Julien Dubuque's Five Flags Theater may well be our favorite of all film festival theaters.Certainly in the realm of San Francisco's Castro Theater.

The Julien Dubuque International Film Festival was a divine dream that I don’t think we’ve quite woken up from yet. The Festival staff, led exceptionally well by Susan Gorrell (which reflects why they are one of the "Top 25 Film Festivals in the World" by MovieMaker Magazine) was incredibly helpful at every turn.

Before a screening is always a "charged" time. At most film festivals, after the first couple of days of screenings it’s the word-of-mouth about films that matters most. Fortunately for us word spread about Mandorla and we had a packed house for our prime-time Saturday screening that included Liz Gilman, Executive Producer from Produce Iowa (the state’s film office), a number of JDIFF’s board of directors such as Michael Coty (festival co-founder) Peter Tinsman, Brian Cooper who is also the Executive Editor of Dubuque’s newspaper, the Telegraph Herald, (see an article mentioning Mandorla) and a lot of other great, warm-hearted people we connected with over the festival, Patrick Sterenchuk, Andy Wilberding and family, and others like my old, life-long friend, Lyle Friesenhahn and his family.

Getting settled early in our seats we made new friends, Brian Cooper, JDIFF board member, and his lovely wife Ann, Plus Liz and I.
Two shots from Mandorla's "Queen's Bridge" scene in Lyon...The result was a very engaged audience that followed every nuance and detail on the screen that Mandorla offered. At the end they all applauded and stayed to ask very thoughtful questions. Afterward, one person said he felt that we made the film for him. At the next screening another person said "This was the story of my life. Of course it's his (Ernesto's) life but I never had the words to express it as beautifully as it is on the screen." To have a film connect with an audience like this, this is the experience every filmmaker dreams of. So it is truly a dream come true.

...featuring le belle Caroline Michel.We felt light as air at the festival's grand party that night, and met more great people. This included the mayor and his delightful wife, Deborah, and their friends. What a beautiful, warm hearted big little town Dubuque is, with three universities!  

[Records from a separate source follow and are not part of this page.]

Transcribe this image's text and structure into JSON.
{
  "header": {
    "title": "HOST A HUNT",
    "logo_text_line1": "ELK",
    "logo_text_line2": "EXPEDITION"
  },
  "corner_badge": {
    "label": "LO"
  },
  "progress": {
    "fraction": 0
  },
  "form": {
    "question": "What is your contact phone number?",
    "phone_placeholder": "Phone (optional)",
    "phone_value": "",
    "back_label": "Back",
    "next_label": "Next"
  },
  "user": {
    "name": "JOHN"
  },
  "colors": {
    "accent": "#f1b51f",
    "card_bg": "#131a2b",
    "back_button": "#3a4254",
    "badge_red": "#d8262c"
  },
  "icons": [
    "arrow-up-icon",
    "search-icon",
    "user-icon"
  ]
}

The next morning a Producer’s Rep. from Los Angeles (invited to the festival to host a panel) invited me to breakfast to talk about representing Mandorla to distributors. We had a good chat on the creative and business sides of things. Will keep you posted. Meanwhile, interest in Mandorla continues to grow.

Mandorla postcard we gave out at the festivalOur location scouting crew day one: Tim Meyer, Andy Wilberding, Jim Barefoot, and Liz.Before we arrived at the festival, we had the feeling that Dubuque and Iowa might play a role in our next film. We sensed the Universe put us here for that, so our plan to spend one extra day for location scouting quickly expanded to two fantastic full days. More festival board members came to help us: Theresa Heim, Tim Conlon, Eric Lucy, and Jim Barefoot, also with the Dubuque Film Office, along with festival volunteer and troubadour Andy Wilburding and Tim Meyer, our perfectly cool and laidback wheelman. 

Location scouting crew day two: Theresa Hein, Eric Lucy, and Liz.The good folks at DreamCatcher Productions (Joe, Suzie, Tim, and Jackson) gave us a solid perspective on shooting locally Be sure to check out the trailer they made for the Julien Dubuque.
Frank Lloyd Wright's path to the light in Winslow House.
It was then off to Chicago for a couple of days, which was a bit chilly but a lot of fun. As luck would have it, we had a special, private tour of Frank Lloyd Wright’s first private home commission, “Winslow House,” which is stunning. Most filmmakers are, for some reason, huge fans of architecture and I am no  exception. Thank you to Winslow descendent Marion O’Duffy and especially Peter Walker, who grew up in this extraordinary house, which he has placed on the market. My hope is that its heritage will be preserved.

Before flying out of Chicago, the Theosophical Society in America, in Wheaton, IL, was kind enough to let us stop by and speak at length about our research interests regarding our next film. It was that kind of connection and talk that let’s you know you are in the right place at the right time talking to the right people.

So after a break in Lyon, France, the adventure continues, for Mandorla, and the next film!!



P.S. Here in Lyon, it was relaxing to hang-up the filmmaker badge for a while, take some pics of what is old (15th Century, St. Jean, Vieux Lyon) and a short walk away to the new (21st Century, Confluence), and explore how the two might go together... in Photoshop.

I know. Photoshop. It's one way to relax. Maybe a means to meditate on the next film. But can you spot the Julien Dubuque Filmmaker badge in the collage bellow? The Mandorla is pretty easy. ;)

Hope this finds you all well, wherever you are in the world.

Images from old St. Jean and the new Confluence, where the Saône meets the Rhône.